Another brilliant article by Ahmad Qureshi. You can reach him at ahmaquraishi.com or the email address at the bottom of this article
Destabilisation game Tuesday, February 12, 2008, Ahmed Quraishi
“The Pakistanis,” said former US president Richard Nixon, “are straightforward and sometimes extremely stupid. The Indians are more devious, sometimes so smart that we fall for their line.”
In their desperation to salvage their near-failure in Afghanistan, the Americans are certainly falling for the latest line the Indians and their Afghan proxies in Kabul have been feeding them for months now: If you want to reign in the Taliban in Afghanistan, go after the Pashtuns in Pakistan.
So while the US military chief, Admiral Mike Mullen, spent time in Islamabad over the weekend, an unnamed American official in Washington singled out Pakistan’s Pashtuns as the source of all evil, highlighting the “very clear Pashtun tribal links” connecting the Afghan insurgency to Pakistan. He also alleged that Mullah Omar and Al Qaeda leaders were hiding in Quetta.
Weakening the Pashtuns fits in well with the current Afghan power holders in Kabul and their Indian friends, who insist on keeping Afghanistan’s traditional rulers away from power after the bitter experience of the 1990s.
But there is more to this anti-Pashtun tirade than meets the eye. There are signs that, after the attempt to spark an ethnic war in Balochistan in 2005 a situation is being created on the ground for a Pashtun rebellion in Pakistan. And in both cases, support, weapons and finances are pouring in from unnamed and unknown actors based in Afghanistan. The already inflamed Pashtun passions received another setback last week when scores of Pashtun-dominated ANP activists were killed in a suicide attack only days after the assassination of a senior ANP leader in mysterious circumstances in Karachi.
It is ironic that in this dangerous mix, Pakistani politics appear to have no room now for nationalist Pakistanis who believe in a strong, rising Pakistan. Given the chance, every one of these parties is willing to descend into ethnic and linguistic politics. And none of them have a realistic agenda reflecting the strengths of the nation. All of these political parties are conveniently hiding their ineptitude behind a one-point, anti-Musharraf campaign.
The Indians, now comfortably based in Afghanistan under the American watch, have historically shown a special interest in nurturing ethnic insurgencies inside Pakistan. The game plan now is to try to convince Pakistani Pashtun nationalists to join hands with religious parties to fan unrest after next week’s elections.
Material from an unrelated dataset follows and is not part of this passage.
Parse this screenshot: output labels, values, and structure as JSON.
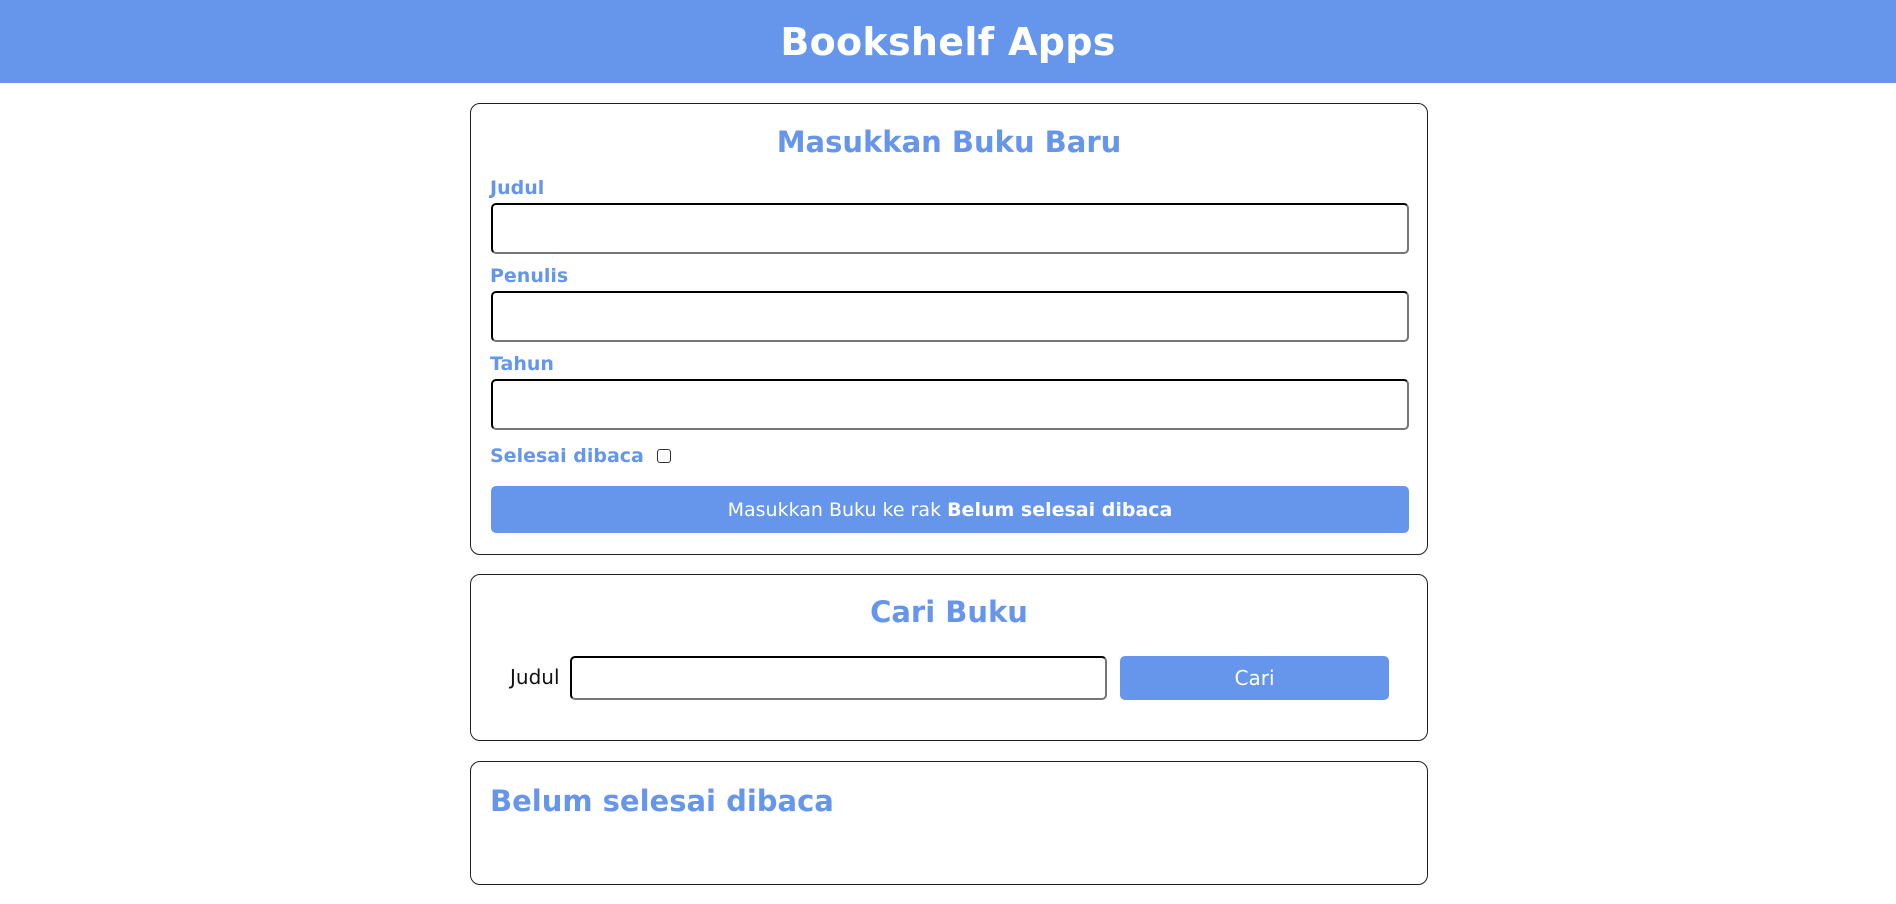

It would be wise for most Pakistanis to view the role of the United States in this whole situation with a healthy dose of skepticism and suspicion. US officials have been trying to convince Islamabad that the Afghan Taliban and the Al Qaeda are shifting their attention from Afghanistan to Pakistan. Interestingly, the Afghan Taliban are wearing to the Pakistanis that they have nothing to do with the insurgencies of Baitullah Mehsud and the couple of other shadowy religious groups that have sprung up in parts of NWFP.
To underscore this point, Mullah Omar has publicly disowned Mr Mehsud, isolating this warlord and raising serious doubts about the sources of his weapons and funding. Seeing these terrorists isolated and exposed, Pakistani authorities swooped in on Mehsud and the rest of his allies and crippled them militarily.
Our American friends continue to use the good-cop-bad-cop routine on their Pakistani ally. After successfully raising a false global alarm over the security of Pakistani nukes, they sent their top military chief to tell the world from Islamabad that our nukes are safe. While US officials tell their Pakistani counterparts how much they value the relationship, it is a disturbing fact that the US media and the think-tank circuit continue to depict Pakistan as the next Iraq and churn out endless scenarios about the breakup of the country.
In this environment, it is expected that the Americans will exploit the shaky foundations of a flawed and weak Pakistani political system to interfere and exert political pressure on Islamabad. We as Pakistanis have no option but to reform this political system by creating a strong and stable civilian political setup closely backed by the military institution, without whom this process of strengthening the system cannot succeed.
The writer is a host of a foreign policy talk show. Email: email@example.com